Using this digital wallet in-store is even easier than setup, taking only about one to two seconds to process a payment. Believe it.
Your smartphone and the business’ point-of-sale terminal or system (POS) communicate securely via near field communications (NFC), a type of radio wave that transmits data between the two devices when in near proximity, such as 1-3 inches. That’s why a simple wave or tap near of your iPhone near an NFC-enabled POS will allows you to pay for your goods in a second.
While tapping, waving or holding your iPhone near the POS, simply place your finger on the Home Button, which also acts as the Touch ID sensor. This authenticates the purchase, since your fingerprint is unique and your iPhone knows it’s truly you. This is Apple Pay’s second layer of security, by the way. The third security layer is a chip built into the phone called Secure Element (SE) that uses tokenization to make the data indecipherable to hackers.
All of this security is happening in an instant because...voila! A “paid” note shows up on your phone’s screen, and your payment is complete. It’s so fast, you may be a bit taken aback the first time you use it. How can something so complex take a second or two to process?

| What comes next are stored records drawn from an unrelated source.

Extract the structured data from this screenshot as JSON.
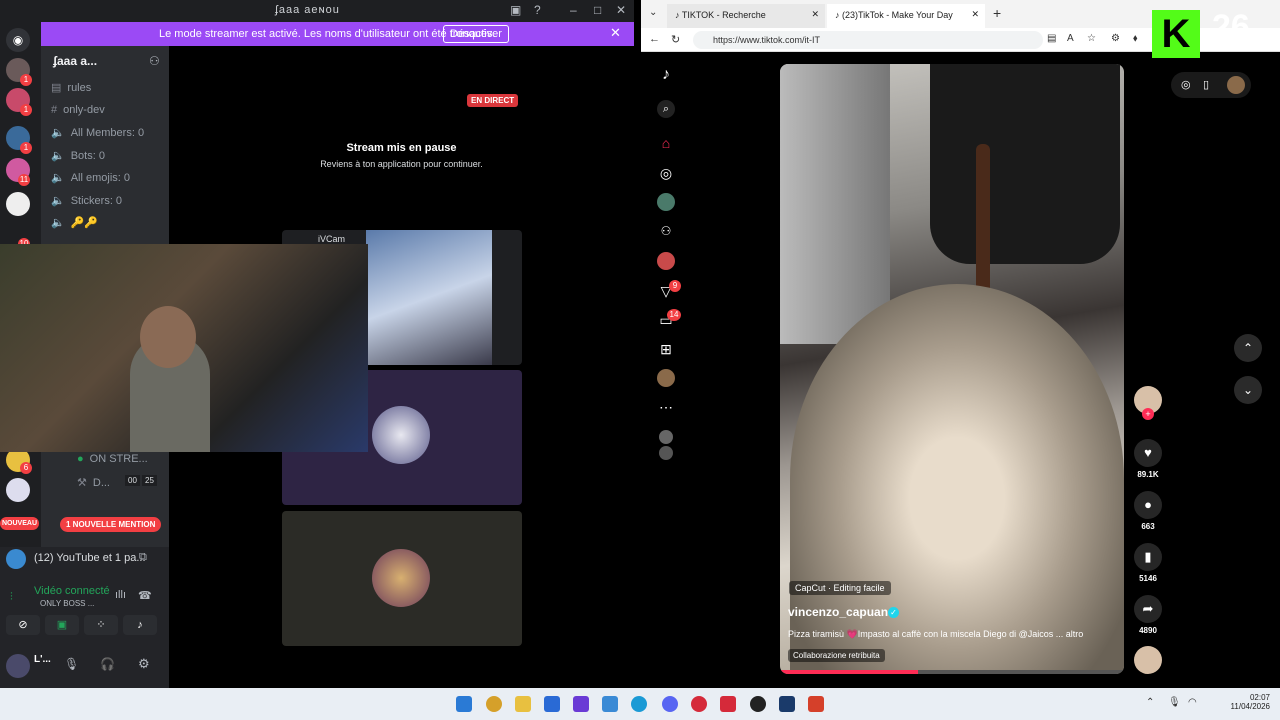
{
  "discord": {
    "title": "ʄaaa aeɴou",
    "banner": {
      "message": "Le mode streamer est activé. Les noms d'utilisateur ont été tronqués.",
      "button": "Désactiver"
    },
    "server_name": "ʄaaa a...",
    "channels": [
      "rules",
      "only-dev",
      "All Members: 0",
      "Bots: 0",
      "All emojis: 0",
      "Stickers: 0",
      "🔑🔑"
    ],
    "lower_channels": [
      "ON STRE...",
      "D..."
    ],
    "lower_count_left": "00",
    "lower_count_right": "25",
    "guild_badges": [
      "1",
      "1",
      "1",
      "11",
      "10",
      "6"
    ],
    "new_mention": "1 NOUVELLE MENTION",
    "new_label": "NOUVEAU",
    "stream": {
      "live": "EN DIRECT",
      "paused_title": "Stream mis en pause",
      "paused_sub": "Reviens à ton application pour continuer.",
      "cam_label": "iVCam"
    },
    "voice": {
      "now_playing": "(12) YouTube et 1 pa...",
      "status": "Vidéo connecté",
      "channel": "ONLY BOSS ...",
      "user": "L'..."
    }
  },
  "browser": {
    "tabs": [
      "TIKTOK - Recherche",
      "(23)TikTok - Make Your Day"
    ],
    "url": "https://www.tiktok.com/it-IT",
    "video": {
      "capcut": "CapCut · Editing facile",
      "author": "vincenzo_capuano",
      "caption": "Pizza tiramisù 💗Impasto al caffè con la miscela Diego di @Jaicos ... altro",
      "collab": "Collaborazione retribuita",
      "progress": 0.4
    },
    "actions": {
      "likes": "89.1K",
      "comments": "663",
      "saves": "5146",
      "shares": "4890"
    },
    "sidebar_badges": {
      "inbox": "9",
      "messages": "14"
    },
    "kick_count": "26",
    "kick_letter": "K"
  },
  "taskbar": {
    "time": "02:07",
    "date": "11/04/2026"
  }
}
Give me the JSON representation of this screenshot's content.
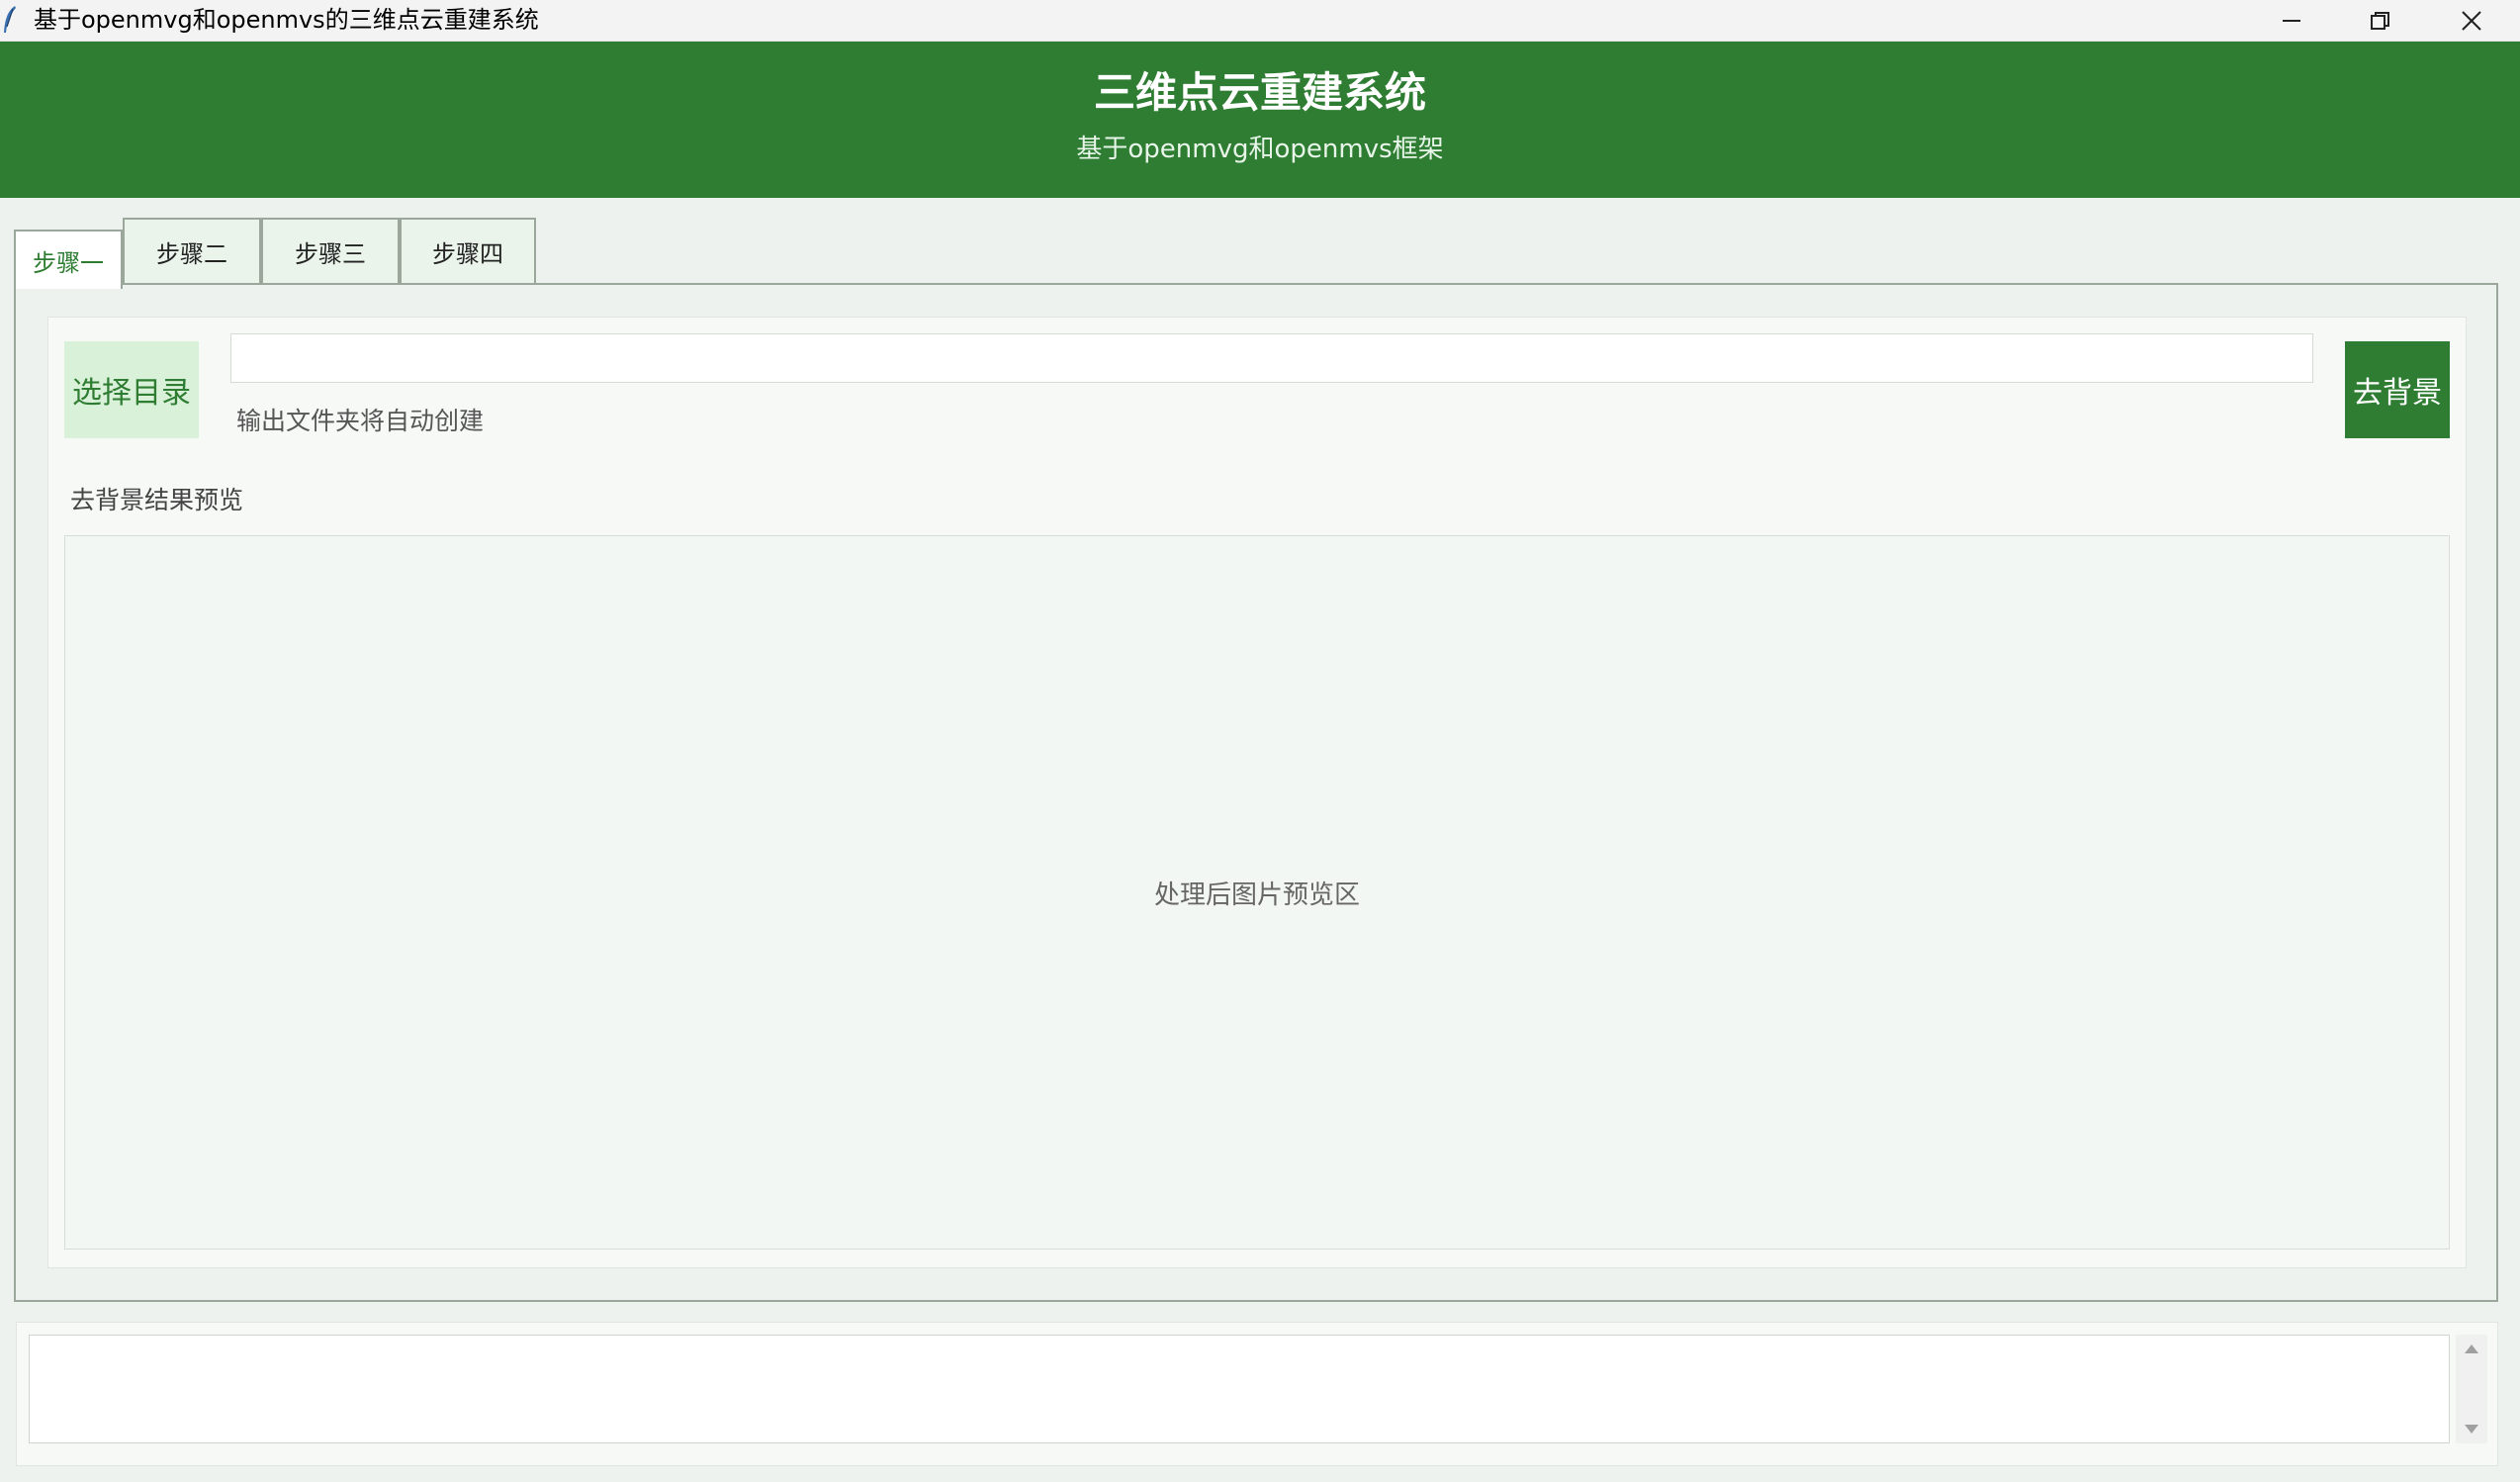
{
  "window": {
    "title": "基于openmvg和openmvs的三维点云重建系统"
  },
  "header": {
    "title": "三维点云重建系统",
    "subtitle": "基于openmvg和openmvs框架"
  },
  "tabs": [
    {
      "label": "步骤一",
      "active": true
    },
    {
      "label": "步骤二",
      "active": false
    },
    {
      "label": "步骤三",
      "active": false
    },
    {
      "label": "步骤四",
      "active": false
    }
  ],
  "step1": {
    "choose_dir_label": "选择目录",
    "path_value": "",
    "hint": "输出文件夹将自动创建",
    "remove_bg_label": "去背景",
    "preview_label": "去背景结果预览",
    "preview_placeholder": "处理后图片预览区"
  },
  "log": {
    "content": ""
  },
  "colors": {
    "primary": "#2e7d32",
    "light_green": "#d9f0d9",
    "background": "#eef2ee"
  },
  "icons": [
    "app-feather-icon",
    "minimize-icon",
    "restore-icon",
    "close-icon",
    "scroll-up-arrow-icon",
    "scroll-down-arrow-icon"
  ]
}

Even EMV payments, which take security a step further than traditional magstripe cards, can take up to 10 seconds to process. If you’re a business owner or a customer, imagine the lines moving five times faster with Apple Pay. That’s what’s in our near future as more and more people adopt digital wallets.
With Apple Pay, customers will be happier, staff will be happier, store owners and operators will be happier. All because Apple Pay makes the payments process a smooth, seamless, fast experience.
Apple Pay and other digital wallets
Apple Pay is not the only name out there in digital wallets, however in the past year Apple Pay has been increasing its market share, its iOS operating system now at 42 percent in the United States. Over the past year and a half, Android’s operating system from Google, used on a variety of smartphone devices––even Samsung–– has grabbed almost 56 percent of market share. Android Pay is now Google’s digital wallet, having replaced Google Wallet a couple of years back. The future market share looks to be split between these two leaders: Android Pay and Apple Pay.
Businesses seem to have their own forecast for the future. According to Apple World Today, “Apple Pay has the largest percentage of supporting U.S. merchants with 36 percent accepting Apple’s mobile payment service, according to new data from Boston Retail Partners (BRP) That’s up from 16 percent in 2016.”
In addition, it seems about 20 percent of retailers plan to start accepting Apple Pay in 2017.
The hurdles, hoops and obstacles to Apple Pay?
Actually, the obstacles to Apple Pay are more perceived than real. You can’t imagine how easy it is to set up and use Apple Pay until you try it. Apple Pay, Google Android Pay, Samsung Pay and other digital wallet companies, along with large and small businesses, plus financial institutions and payments processors, have been working diligently over the past few years to launch digital wallets successfully and securely.
And the trends are slowly moving in the direction of digital.
Look for Apple Pay signs and decals at checkout in stores. But check this out, too: Apple Pay is also available in all kinds of apps, and on participating websites when you use Safari on your MacBook Pro with Touch ID. You can use Apple Pay in virtually millions of places.
In addition, approximately a thousand financial institutions––and the numbers are growing––are participating in and supporting Apple Pay.
Between advancing technology, business buy-in, financial institution participation, and the growth in digital wallet adoption by customers, the trend toward Apple Pay is moving from fad to future. As digital wallets progress, the experiences created are becoming beyond exceptional for both customers and merchants alike.